*** Opening Supplied records ***

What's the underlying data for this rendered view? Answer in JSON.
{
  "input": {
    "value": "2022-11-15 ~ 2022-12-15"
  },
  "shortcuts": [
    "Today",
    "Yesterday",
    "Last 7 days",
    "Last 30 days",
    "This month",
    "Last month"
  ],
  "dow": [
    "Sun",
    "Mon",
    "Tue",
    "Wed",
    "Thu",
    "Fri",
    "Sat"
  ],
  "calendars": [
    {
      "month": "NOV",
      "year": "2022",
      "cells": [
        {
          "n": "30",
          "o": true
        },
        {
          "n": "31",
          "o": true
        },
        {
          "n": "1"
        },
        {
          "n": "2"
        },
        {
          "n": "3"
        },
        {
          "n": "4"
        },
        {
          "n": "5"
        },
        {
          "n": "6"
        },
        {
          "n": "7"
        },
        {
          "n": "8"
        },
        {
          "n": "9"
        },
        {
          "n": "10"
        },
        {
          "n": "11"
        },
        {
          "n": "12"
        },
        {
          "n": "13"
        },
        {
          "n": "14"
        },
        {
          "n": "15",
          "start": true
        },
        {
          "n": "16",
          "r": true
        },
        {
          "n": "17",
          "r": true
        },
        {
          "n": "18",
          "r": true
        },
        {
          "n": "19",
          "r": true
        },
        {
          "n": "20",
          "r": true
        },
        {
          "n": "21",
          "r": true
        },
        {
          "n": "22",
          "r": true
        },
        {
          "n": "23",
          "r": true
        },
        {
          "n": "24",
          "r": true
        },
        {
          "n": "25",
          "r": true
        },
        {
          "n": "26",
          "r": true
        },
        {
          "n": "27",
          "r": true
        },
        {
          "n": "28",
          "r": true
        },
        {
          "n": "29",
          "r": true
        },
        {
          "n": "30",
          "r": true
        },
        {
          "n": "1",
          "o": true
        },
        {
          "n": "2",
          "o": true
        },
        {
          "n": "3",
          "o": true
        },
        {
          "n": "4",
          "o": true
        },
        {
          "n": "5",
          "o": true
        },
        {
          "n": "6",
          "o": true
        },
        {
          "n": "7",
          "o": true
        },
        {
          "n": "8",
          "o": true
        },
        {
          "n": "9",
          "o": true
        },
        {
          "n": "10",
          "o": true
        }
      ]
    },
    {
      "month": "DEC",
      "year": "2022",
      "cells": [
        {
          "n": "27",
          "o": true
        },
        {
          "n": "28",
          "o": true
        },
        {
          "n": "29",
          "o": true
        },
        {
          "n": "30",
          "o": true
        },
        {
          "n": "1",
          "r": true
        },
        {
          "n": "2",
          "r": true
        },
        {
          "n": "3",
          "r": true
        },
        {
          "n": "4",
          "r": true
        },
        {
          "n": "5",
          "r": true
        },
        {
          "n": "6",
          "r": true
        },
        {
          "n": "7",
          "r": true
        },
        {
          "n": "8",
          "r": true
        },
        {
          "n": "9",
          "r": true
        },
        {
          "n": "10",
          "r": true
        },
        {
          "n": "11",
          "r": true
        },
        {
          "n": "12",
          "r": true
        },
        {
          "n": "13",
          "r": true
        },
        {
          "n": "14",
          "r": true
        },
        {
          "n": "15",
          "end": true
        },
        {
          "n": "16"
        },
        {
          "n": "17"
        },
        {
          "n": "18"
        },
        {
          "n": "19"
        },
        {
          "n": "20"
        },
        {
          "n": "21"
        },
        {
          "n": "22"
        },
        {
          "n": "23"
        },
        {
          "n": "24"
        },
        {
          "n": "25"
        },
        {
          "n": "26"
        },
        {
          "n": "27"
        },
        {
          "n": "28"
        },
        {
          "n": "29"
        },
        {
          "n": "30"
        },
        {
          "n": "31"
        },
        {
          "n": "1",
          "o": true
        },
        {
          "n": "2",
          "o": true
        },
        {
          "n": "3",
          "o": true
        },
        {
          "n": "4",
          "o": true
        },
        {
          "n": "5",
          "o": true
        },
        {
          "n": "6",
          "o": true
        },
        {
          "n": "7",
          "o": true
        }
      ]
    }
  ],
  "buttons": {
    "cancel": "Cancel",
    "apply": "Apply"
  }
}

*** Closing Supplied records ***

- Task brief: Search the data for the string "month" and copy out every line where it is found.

- Exercise answer:
    "This month",
    "Last month"
      "month": "NOV",
      "month": "DEC",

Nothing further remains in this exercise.